While the wild and unpredictable strade bianche of stage 11 into Montalcino was technically this year’s official Giro d’Italia “wine stage” hosted in cooperation with the Consorzio del vino Brunello di Montalcino, there are several stages of this year’s beautiful grand tour of Italy that meander around and through some of the country’s other wonderful wine country. As the Giro enters into its final week, both the GC and points competition seem fairly well in hand. It’s time to transition to using these final stages to root for the underdogs of the breakaway to take the stage win and figure out which picturesque part of Italy you’re going to visit on your next vacation.
By Clive Pursehoue | Photos Courtesy, Masciarelli
There are 20 different Italian regions, and not coincidentally 20 different Italian wine growing regions. While some are among the most well known in the world, namely Piedmont, Tuscany and Veneto—the last one home to Prosecco—there are well made and authentic wines coming from every corner of the country. If you’ve ever had the occasion to order the house wine in a tiny Italian trattoria it was likely one of the greatest experiences of your life. Based on that 20-20 ratio I just cited we could really pick any stages, but here are three stages of this year’s race that wound through some lesser known, and world famous parts of Italian wine country.
The hilly stage and the breakaway led to the unforgettable victory by a man named Taco, who dropped the f-bomb in his post race interview. His unexpected victory is the kind that has become the signature of this edition, 11 first time winners in the first 15 stages, along with the dominance of Egan Bernal. The stage danced through the hills of Piedmont’s wine country known for some of the best red wines in all the world. But in honor of the unexpected Taco van der Hoorn we’re popping corks on a Piedmontese white wine from Gavi dei Gavi.
2019 La Scolca Gavi dei Gavi (Black Label)
From this hilly commune just a stone’s throw from the childhood home of Fausto Coppi, the white wines of Gavi dei Gavi are made from the Cortese grape, and the La Scolca Black Label series is among the finest examples from the region. Aromas are of white flower and intense stone fruits, with a fresh and bright palate with a touch of nuttiness and a flinty minerality. $40
Stage 9 went through the Abruzzo, and it was a doozy, with lots of up and some eye popping scenery in the tunnels through the cliffs and the gravel finale up Rocca di Cambio. Bernal bossed the peloton, dropping everyone on that gravel climb and the Colombian phenom hasn’t really looked back since. This stage will live on as an instant classic finish, as will the statement the quiet Bernal made with his riding. It also should have made everyone stand up and take notice of one of the most beautiful and underrated parts of Italy when you’re thinking of that Italian getaway you want to plan. Abruzzo is also home to one of Italy’s most underrated red wines, made from the Montepulciano grape. The wines tend to offer fantastic value and definitely hit all those rustic Italian countryside paired with cured meats.
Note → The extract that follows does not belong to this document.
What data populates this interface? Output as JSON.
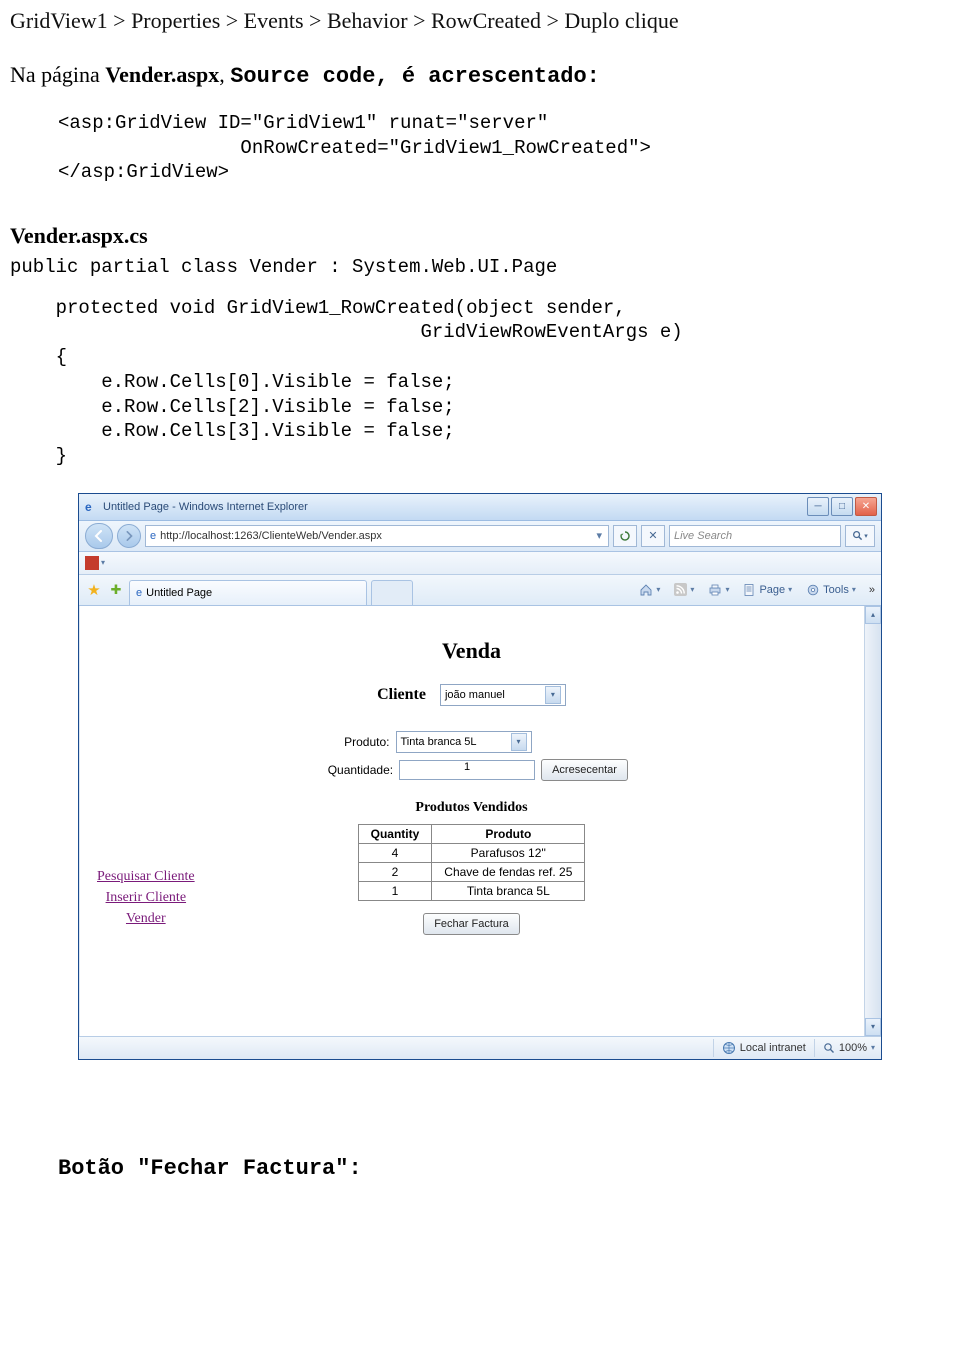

2018 Masciarelli Marina Cvetic Montepulciano d’Abruzzo Riserva
This is one hell of a wine, and Masciarelli has become the standard bearer for Abruzzo as the region makes its case to be considered among Italy’s world class producers. This earthy red wine offers aromas of herbs, smoke and blackberry compote, and a rich palate, with intense flavors of red and black berries, and hints of Italian espresso. The finish lingers long. It will stand up to grilled meats, a hearty stew or fresh, handmade pasta. Abruzzo is known for maccheroni alla chitarra, a spaghetti made with stewed tomatoes, and meats often include goose, pork or lamb. $32
This is the Giro, so it’s time for a pink wine. Never confused as a lucky number, stage 13 was a fairly flat affair a day ahead of the Monte Zoncolan climb and it was a day to celebrate a fan favorite. Giacomo Nizzolo had stood on 16 Giro podiums prior to the finish in Verona, and he was finally able to raise his hands at the line and spray the crowd with Prosecco. In Verona, where we lay our scene, there will be plenty to toast. The Shakespearean city also lays claim to being the capital for the wines of Veneto. Here, classic Amarone producers make amazingly complex and expensive red wines from drying grapes a la ripasso, and a few producers also help the fight for pink continue. The Italian rosato craze is in full force and one of the local producers, Pasqua, makes a wonderful example of Italian rosato.
2020 11 Minutes Rosé from Pasqua is beautifully hued and packaged in a tidy little bottle. Pasqua is another Verona, Amarone producer who makes a super elegant pink wine among a wide catalogue of wines. A blend of native grapes with a few others thrown in makes an impression with its pretty pink color, derived from exactly 11 minutes of skin contact between the crushed grapes and their juice. Aromas of white flowers and citrus and a palate of cut strawberries and rhubarb. $20